Charles Woff, Jr.
The fall of the Berlin Wall in November 1989 was one of the "defining moments" of global history in the post-World War II period. It confirmed the collapse of communism in Poland and heralded communism's impending fall in East Germany, Czechoslovakia, and Hungary. It presaged the emergence of democratic leaders and elections in central and Eastern Europe. The fall of the Berlin Wall also reflected the consequences of Mikhail Gorbachev's perestroika, glasnost, and "new thinking." It probably also accelerated the process that formally ended the Communist party's legal monopoly of political power in the Soviet Union and led to the dissolution of the union at the end of 1991.

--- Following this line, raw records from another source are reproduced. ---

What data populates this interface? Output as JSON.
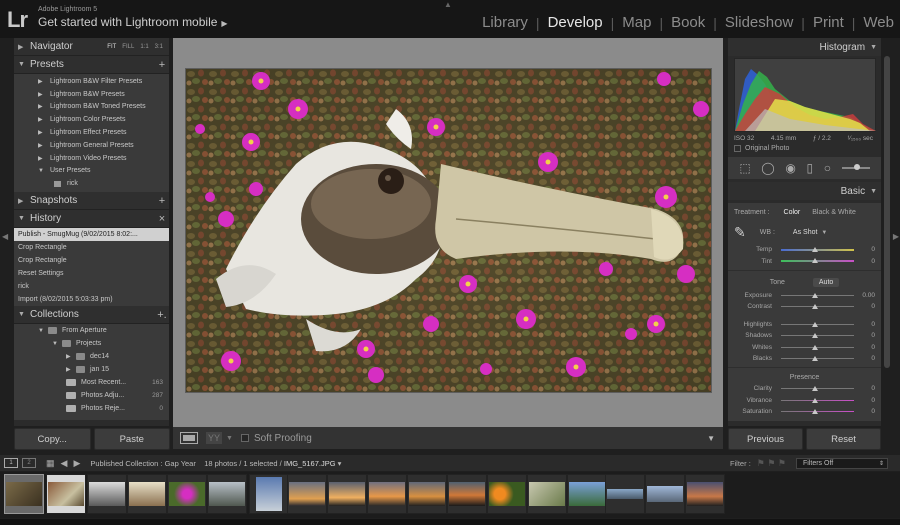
{
  "app": {
    "logo": "Lr",
    "name": "Adobe Lightroom 5",
    "identity_text": "Get started with Lightroom mobile",
    "identity_arrow": "▶"
  },
  "modules": [
    {
      "label": "Library",
      "active": false
    },
    {
      "label": "Develop",
      "active": true
    },
    {
      "label": "Map",
      "active": false
    },
    {
      "label": "Book",
      "active": false
    },
    {
      "label": "Slideshow",
      "active": false
    },
    {
      "label": "Print",
      "active": false
    },
    {
      "label": "Web",
      "active": false
    }
  ],
  "left": {
    "navigator": {
      "title": "Navigator",
      "zoom": [
        "FIT",
        "FILL",
        "1:1",
        "3:1"
      ]
    },
    "presets": {
      "title": "Presets",
      "action": "+",
      "items": [
        "Lightroom B&W Filter Presets",
        "Lightroom B&W Presets",
        "Lightroom B&W Toned Presets",
        "Lightroom Color Presets",
        "Lightroom Effect Presets",
        "Lightroom General Presets",
        "Lightroom Video Presets",
        "User Presets"
      ],
      "user_sub": "rick"
    },
    "snapshots": {
      "title": "Snapshots",
      "action": "+"
    },
    "history": {
      "title": "History",
      "action": "×",
      "items": [
        "Publish - SmugMug (9/02/2015 8:02:...",
        "Crop Rectangle",
        "Crop Rectangle",
        "Reset Settings",
        "rick",
        "Import (8/02/2015 5:03:33 pm)"
      ]
    },
    "collections": {
      "title": "Collections",
      "action": "+.",
      "items": [
        {
          "name": "From Aperture",
          "count": ""
        },
        {
          "name": "Projects",
          "count": ""
        },
        {
          "name": "dec14",
          "count": ""
        },
        {
          "name": "jan 15",
          "count": ""
        },
        {
          "name": "Most Recent...",
          "count": "163"
        },
        {
          "name": "Photos Adju...",
          "count": "287"
        },
        {
          "name": "Photos Reje...",
          "count": "0"
        }
      ]
    },
    "buttons": {
      "copy": "Copy...",
      "paste": "Paste"
    }
  },
  "toolbar": {
    "yy": "YY",
    "soft_proofing": "Soft Proofing"
  },
  "right": {
    "histogram": {
      "title": "Histogram",
      "iso": "ISO 32",
      "focal": "4.15 mm",
      "aperture": "ƒ / 2.2",
      "shutter": "¹⁄₁₅₀₀ sec",
      "original_photo": "Original Photo"
    },
    "basic": {
      "title": "Basic",
      "treatment_label": "Treatment :",
      "treatment_color": "Color",
      "treatment_bw": "Black & White",
      "wb_label": "WB :",
      "wb_value": "As Shot",
      "wb_sliders": [
        {
          "label": "Temp",
          "value": "0"
        },
        {
          "label": "Tint",
          "value": "0"
        }
      ],
      "tone_label": "Tone",
      "auto_label": "Auto",
      "tone_sliders": [
        {
          "label": "Exposure",
          "value": "0.00"
        },
        {
          "label": "Contrast",
          "value": "0"
        }
      ],
      "tone_sliders2": [
        {
          "label": "Highlights",
          "value": "0"
        },
        {
          "label": "Shadows",
          "value": "0"
        },
        {
          "label": "Whites",
          "value": "0"
        },
        {
          "label": "Blacks",
          "value": "0"
        }
      ],
      "presence_label": "Presence",
      "presence_sliders": [
        {
          "label": "Clarity",
          "value": "0"
        },
        {
          "label": "Vibrance",
          "value": "0"
        },
        {
          "label": "Saturation",
          "value": "0"
        }
      ]
    },
    "buttons": {
      "previous": "Previous",
      "reset": "Reset"
    }
  },
  "filmbar": {
    "monitor1": "1",
    "monitor2": "2",
    "source_prefix": "Published Collection : Gap Year",
    "source_count": "18 photos / 1 selected /",
    "source_file": "IMG_5167.JPG",
    "filter_label": "Filter :",
    "filter_value": "Filters Off"
  },
  "filmstrip": {
    "count": 18
  }
}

The remarkable momentum of these pluralizing and democratizing changes brought with them in 1990 the unification of Germany and the reigniting of age-old national and ethnic passions and rivalries within the Soviet Union, the Baltic states, and the twelve